Until the anniversary of Vimy this week and a Facebook post from Heritage Toronto, I had forgotten about an interactive map that shows where 6,160 Torontonians lived before they were killed in WWI, WWII, and the Korean war. A poppy marks the location of each person’s residence, and the mass of poppies on the map can have a sobering effect.
If your ancestor lived in Toronto during one of those wars, type in their address and find out if anyone on their street died. Click on the poppy to learn the name, address, civilian occupation, rank, age, and burial place of the soldier. I looked up Heward Avenue where my grandfather lived to discover that two of his nearby neighbours died during WWI. In fact, death was all around my grandfather’s home. The people on almost every street in his neighbourhood grieved its war dead.
One thing missing on the map is the ability to search by a deceased’s name. According to my great-uncle’s attestation papers, he had been living on Ashdale Avenue with his wife and son before he died. But there is no poppy at his address. Is this an oversight or did he live somewhere else?

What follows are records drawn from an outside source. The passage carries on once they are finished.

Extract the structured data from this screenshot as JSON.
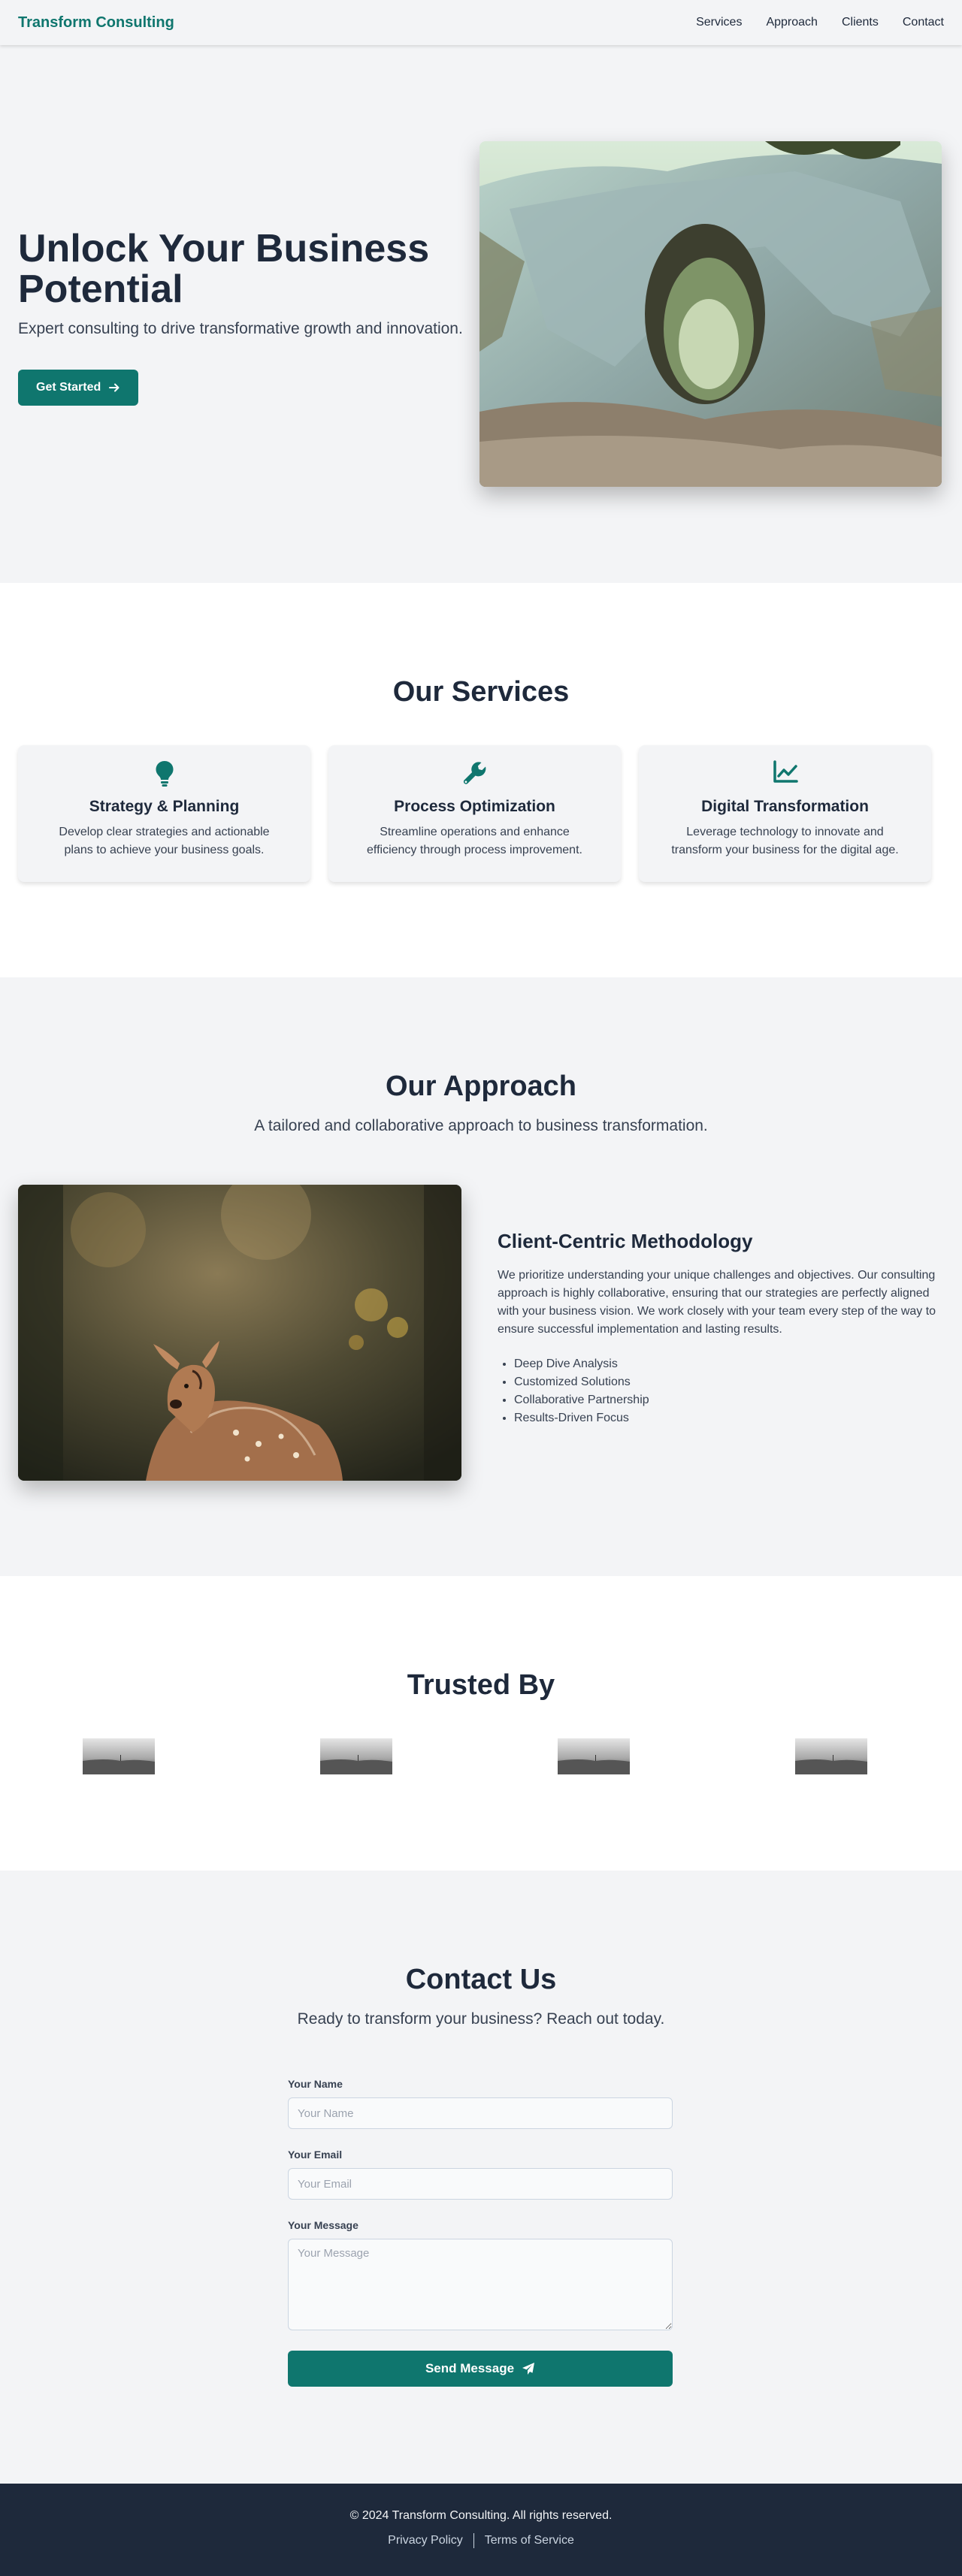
{
  "header": {
    "brand": "Transform Consulting",
    "nav": [
      "Services",
      "Approach",
      "Clients",
      "Contact"
    ]
  },
  "hero": {
    "title": "Unlock Your Business Potential",
    "subtitle": "Expert consulting to drive transformative growth and innovation.",
    "cta_label": "Get Started",
    "cta_icon": "arrow-right-icon"
  },
  "services": {
    "title": "Our Services",
    "cards": [
      {
        "icon": "lightbulb-icon",
        "title": "Strategy & Planning",
        "desc": "Develop clear strategies and actionable plans to achieve your business goals."
      },
      {
        "icon": "wrench-icon",
        "title": "Process Optimization",
        "desc": "Streamline operations and enhance efficiency through process improvement."
      },
      {
        "icon": "chart-line-icon",
        "title": "Digital Transformation",
        "desc": "Leverage technology to innovate and transform your business for the digital age."
      }
    ]
  },
  "approach": {
    "title": "Our Approach",
    "subtitle": "A tailored and collaborative approach to business transformation.",
    "heading": "Client-Centric Methodology",
    "paragraph": "We prioritize understanding your unique challenges and objectives. Our consulting approach is highly collaborative, ensuring that our strategies are perfectly aligned with your business vision. We work closely with your team every step of the way to ensure successful implementation and lasting results.",
    "bullets": [
      "Deep Dive Analysis",
      "Customized Solutions",
      "Collaborative Partnership",
      "Results-Driven Focus"
    ]
  },
  "trusted": {
    "title": "Trusted By"
  },
  "contact": {
    "title": "Contact Us",
    "subtitle": "Ready to transform your business? Reach out today.",
    "name_label": "Your Name",
    "name_placeholder": "Your Name",
    "email_label": "Your Email",
    "email_placeholder": "Your Email",
    "message_label": "Your Message",
    "message_placeholder": "Your Message",
    "send_label": "Send Message",
    "send_icon": "paper-plane-icon"
  },
  "footer": {
    "copyright": "© 2024 Transform Consulting. All rights reserved.",
    "privacy": "Privacy Policy",
    "terms": "Terms of Service"
  },
  "colors": {
    "accent": "#0f766e",
    "dark": "#1e293b",
    "light_bg": "#f3f4f6"
  }
}
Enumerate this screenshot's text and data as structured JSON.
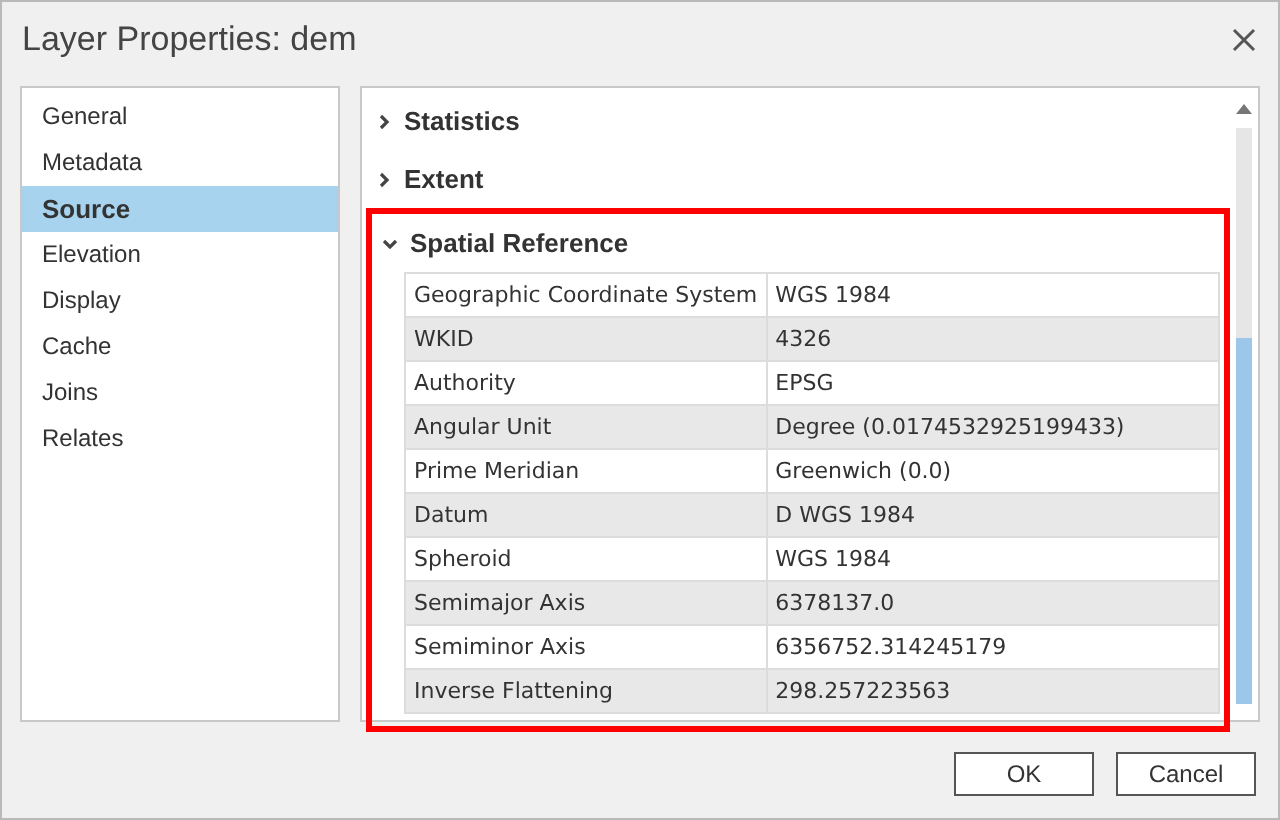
{
  "window": {
    "title": "Layer Properties: dem"
  },
  "sidebar": {
    "items": [
      {
        "label": "General",
        "selected": false
      },
      {
        "label": "Metadata",
        "selected": false
      },
      {
        "label": "Source",
        "selected": true
      },
      {
        "label": "Elevation",
        "selected": false
      },
      {
        "label": "Display",
        "selected": false
      },
      {
        "label": "Cache",
        "selected": false
      },
      {
        "label": "Joins",
        "selected": false
      },
      {
        "label": "Relates",
        "selected": false
      }
    ]
  },
  "sections": [
    {
      "title": "Statistics",
      "expanded": false,
      "highlighted": false
    },
    {
      "title": "Extent",
      "expanded": false,
      "highlighted": false
    },
    {
      "title": "Spatial Reference",
      "expanded": true,
      "highlighted": true,
      "rows": [
        {
          "key": "Geographic Coordinate System",
          "value": "WGS 1984"
        },
        {
          "key": "WKID",
          "value": "4326"
        },
        {
          "key": "Authority",
          "value": "EPSG"
        },
        {
          "key": "Angular Unit",
          "value": "Degree (0.0174532925199433)"
        },
        {
          "key": "Prime Meridian",
          "value": "Greenwich (0.0)"
        },
        {
          "key": "Datum",
          "value": "D WGS 1984"
        },
        {
          "key": "Spheroid",
          "value": "WGS 1984"
        },
        {
          "key": "Semimajor Axis",
          "value": "6378137.0"
        },
        {
          "key": "Semiminor Axis",
          "value": "6356752.314245179"
        },
        {
          "key": "Inverse Flattening",
          "value": "298.257223563"
        }
      ]
    }
  ],
  "buttons": [
    "OK",
    "Cancel"
  ]
}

Even if you have no ancestors who lived in Toronto, it is worth taking a look at the map if only to see the number of poppies.
Copyright © 2014, Gail Dever.